The PhD student will join our flourishing School of Biological & Environmental Sciences (BES), at Liverpool John Moores University and work under the supervisory team of Dr Rachael Symonds, Dr Fatima Perez De Heredia Benedicte and Dr Richard Webster (BES), and Dr Katie Lane and Dr Fadel Abdulmannan (Sports and Exercise Sciences). The PhD research will involve a cross disciplinary approach to identifying the effects of climate change on our diet.


Funding Notes

This is a fully funded PhD studentship (consisting of full UK tuition fees for three years and student stipend at UK Research Council rates). The nature of the funding means only UK/Home students are eligible to apply for this studentship.

References

In addition to holding a masters or strong (2:1 or above) first degree in Biological or Nutritional Sciences or equivalent field, the ideal applicant will be able to demonstrate significant interest in and prior experience of biology, plant sciences, human physiology /nutrition. A good working knowledge of statistical analysis, strong organisational skills and the ability to work both independently and collaboratively with a team would be advantageous. Full training in plant growth analysis, enzymatic digestion, cell culture techniques, advanced statistical analysis and appropriate research methodologies will be provided by the supervisory team and through our Doctoral Academy. For an informal discussion or to enquire about this opportunity please email Dr Rachael Symonds r.c.symonds@ljmu.ac.uk for more information.

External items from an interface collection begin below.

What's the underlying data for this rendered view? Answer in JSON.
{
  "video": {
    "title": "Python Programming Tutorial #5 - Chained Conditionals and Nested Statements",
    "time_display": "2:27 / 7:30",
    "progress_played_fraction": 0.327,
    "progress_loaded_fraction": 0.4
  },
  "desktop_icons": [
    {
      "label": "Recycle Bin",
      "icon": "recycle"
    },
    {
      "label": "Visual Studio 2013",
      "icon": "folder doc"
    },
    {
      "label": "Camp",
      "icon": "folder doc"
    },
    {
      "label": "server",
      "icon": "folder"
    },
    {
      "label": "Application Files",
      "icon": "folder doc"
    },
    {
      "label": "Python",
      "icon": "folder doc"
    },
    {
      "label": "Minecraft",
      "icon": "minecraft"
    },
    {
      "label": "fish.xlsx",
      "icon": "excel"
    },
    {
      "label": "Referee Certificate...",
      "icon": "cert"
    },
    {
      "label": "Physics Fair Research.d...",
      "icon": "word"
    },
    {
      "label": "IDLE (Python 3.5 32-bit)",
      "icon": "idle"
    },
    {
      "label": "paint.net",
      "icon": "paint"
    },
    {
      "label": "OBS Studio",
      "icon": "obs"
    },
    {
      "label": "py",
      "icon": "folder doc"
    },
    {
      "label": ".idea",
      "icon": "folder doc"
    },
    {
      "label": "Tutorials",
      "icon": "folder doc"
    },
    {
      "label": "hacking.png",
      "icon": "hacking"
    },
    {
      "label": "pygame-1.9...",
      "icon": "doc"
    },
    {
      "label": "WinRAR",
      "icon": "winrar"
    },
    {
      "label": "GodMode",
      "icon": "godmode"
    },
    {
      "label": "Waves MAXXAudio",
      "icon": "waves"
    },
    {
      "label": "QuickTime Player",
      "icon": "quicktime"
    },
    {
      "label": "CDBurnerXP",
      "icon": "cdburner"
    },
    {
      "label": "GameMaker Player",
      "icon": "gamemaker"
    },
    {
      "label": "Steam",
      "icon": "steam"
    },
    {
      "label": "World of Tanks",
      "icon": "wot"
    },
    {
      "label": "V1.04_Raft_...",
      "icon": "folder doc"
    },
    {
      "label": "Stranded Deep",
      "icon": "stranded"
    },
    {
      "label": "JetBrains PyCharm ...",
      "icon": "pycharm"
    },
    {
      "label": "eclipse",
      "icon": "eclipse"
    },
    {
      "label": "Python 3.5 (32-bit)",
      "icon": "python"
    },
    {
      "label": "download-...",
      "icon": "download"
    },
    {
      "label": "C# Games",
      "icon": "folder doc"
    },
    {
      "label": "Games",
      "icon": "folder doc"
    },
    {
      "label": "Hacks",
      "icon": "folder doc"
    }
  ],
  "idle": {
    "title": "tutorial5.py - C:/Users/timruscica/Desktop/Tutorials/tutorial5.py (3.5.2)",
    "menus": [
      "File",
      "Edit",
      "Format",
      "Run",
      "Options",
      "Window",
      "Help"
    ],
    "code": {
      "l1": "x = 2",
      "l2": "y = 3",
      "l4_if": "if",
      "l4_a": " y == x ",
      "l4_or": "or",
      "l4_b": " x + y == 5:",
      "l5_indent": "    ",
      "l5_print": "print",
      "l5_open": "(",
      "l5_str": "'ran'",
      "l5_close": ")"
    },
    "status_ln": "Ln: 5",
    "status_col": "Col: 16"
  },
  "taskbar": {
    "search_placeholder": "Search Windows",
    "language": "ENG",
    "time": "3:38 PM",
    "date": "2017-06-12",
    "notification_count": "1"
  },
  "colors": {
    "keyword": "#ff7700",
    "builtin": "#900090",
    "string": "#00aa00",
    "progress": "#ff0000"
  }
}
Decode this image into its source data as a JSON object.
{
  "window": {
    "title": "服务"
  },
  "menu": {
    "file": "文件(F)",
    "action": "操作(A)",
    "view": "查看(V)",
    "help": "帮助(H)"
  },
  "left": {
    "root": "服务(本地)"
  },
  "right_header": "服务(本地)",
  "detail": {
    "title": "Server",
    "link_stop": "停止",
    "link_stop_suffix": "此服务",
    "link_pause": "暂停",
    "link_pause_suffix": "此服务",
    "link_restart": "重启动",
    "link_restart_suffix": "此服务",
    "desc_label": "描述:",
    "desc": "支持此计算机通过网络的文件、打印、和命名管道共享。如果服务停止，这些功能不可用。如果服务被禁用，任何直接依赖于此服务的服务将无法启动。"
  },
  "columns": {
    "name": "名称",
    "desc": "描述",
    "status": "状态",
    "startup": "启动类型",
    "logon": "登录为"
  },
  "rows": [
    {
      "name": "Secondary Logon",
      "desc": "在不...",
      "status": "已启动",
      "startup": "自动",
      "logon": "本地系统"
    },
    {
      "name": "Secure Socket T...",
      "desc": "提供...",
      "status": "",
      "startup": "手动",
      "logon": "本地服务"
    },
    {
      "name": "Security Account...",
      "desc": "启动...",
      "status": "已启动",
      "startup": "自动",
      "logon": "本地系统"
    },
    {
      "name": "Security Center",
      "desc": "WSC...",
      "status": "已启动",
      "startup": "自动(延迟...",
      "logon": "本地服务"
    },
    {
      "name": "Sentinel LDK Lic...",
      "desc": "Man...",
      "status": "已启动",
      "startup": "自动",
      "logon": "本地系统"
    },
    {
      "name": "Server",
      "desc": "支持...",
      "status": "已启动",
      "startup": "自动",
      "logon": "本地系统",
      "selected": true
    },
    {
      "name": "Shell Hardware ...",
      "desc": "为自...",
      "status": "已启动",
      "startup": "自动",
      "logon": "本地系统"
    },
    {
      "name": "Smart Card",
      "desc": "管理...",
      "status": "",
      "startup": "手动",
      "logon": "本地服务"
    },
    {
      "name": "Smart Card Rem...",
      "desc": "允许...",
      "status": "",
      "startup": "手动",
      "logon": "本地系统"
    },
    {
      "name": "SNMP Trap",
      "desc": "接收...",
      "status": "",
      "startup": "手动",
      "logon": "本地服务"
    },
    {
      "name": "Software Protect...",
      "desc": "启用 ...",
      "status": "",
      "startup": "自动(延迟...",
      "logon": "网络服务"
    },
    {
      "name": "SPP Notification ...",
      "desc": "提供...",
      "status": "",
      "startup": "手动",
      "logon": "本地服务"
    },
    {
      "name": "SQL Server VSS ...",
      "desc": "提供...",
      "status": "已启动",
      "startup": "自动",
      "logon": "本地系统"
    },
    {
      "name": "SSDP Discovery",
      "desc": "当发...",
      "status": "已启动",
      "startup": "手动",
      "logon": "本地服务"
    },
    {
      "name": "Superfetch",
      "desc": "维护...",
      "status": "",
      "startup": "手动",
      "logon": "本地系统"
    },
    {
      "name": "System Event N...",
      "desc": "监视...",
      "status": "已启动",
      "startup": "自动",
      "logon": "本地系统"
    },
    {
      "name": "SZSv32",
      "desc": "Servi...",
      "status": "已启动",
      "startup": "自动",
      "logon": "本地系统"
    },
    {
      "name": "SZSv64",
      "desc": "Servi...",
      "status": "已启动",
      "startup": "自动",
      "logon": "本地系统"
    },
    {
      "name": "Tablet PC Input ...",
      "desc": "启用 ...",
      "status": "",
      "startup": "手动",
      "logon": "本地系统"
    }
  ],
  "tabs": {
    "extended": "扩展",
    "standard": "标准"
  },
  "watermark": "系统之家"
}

We are committed to make biological/environmental research more inclusive and are therefore keen to support candidates from groups that have long been underrepresented and/or marginalised. If you belong to such groups, we would like to offer dedicated pre-application advice and mentorship, so that you can prepare the strongest possible application. Please contact Dr Nicola Koyama or Prof Stefano Mariani.

Both the Faculty of Science and the School of Biological & Environmental Sciences have dedicated Equality, Diversity & Inclusion (EDI) Groups, with the School EDI Coordinator leading collective action to promote and embed a culture of equity, diversity and inclusivity. We have a proactive Student EDI group, a Cultural Diversity Student network for ethnic minority students, and a group of Inclusion Ambassadors, who are staff trained to deal with micro-aggression and harassment. As a School, we embarked upon activities to begin to decolonise programme curricula almost two years ago: https://www.ljmu.ac.uk/about-us/faculties/faculty-of-science/school-of-biological-and-environmental-sciences/equity-diversity-and-inclusion/decoloniality and earlier this year were awarded an Athena Swan Bronze award in recognition of our equality initiatives and action plan.

To apply, email a CV and covering letter detailing your suitability for the project and contact details of two referees to Dr Rachael Symonds r.c.symonds@ljmu.ac.uk . Applicants need to be available for interview (by video) on January the 12th and able to start at short notice (in February 2023 intake)
PhD saved successfully
View saved PhDs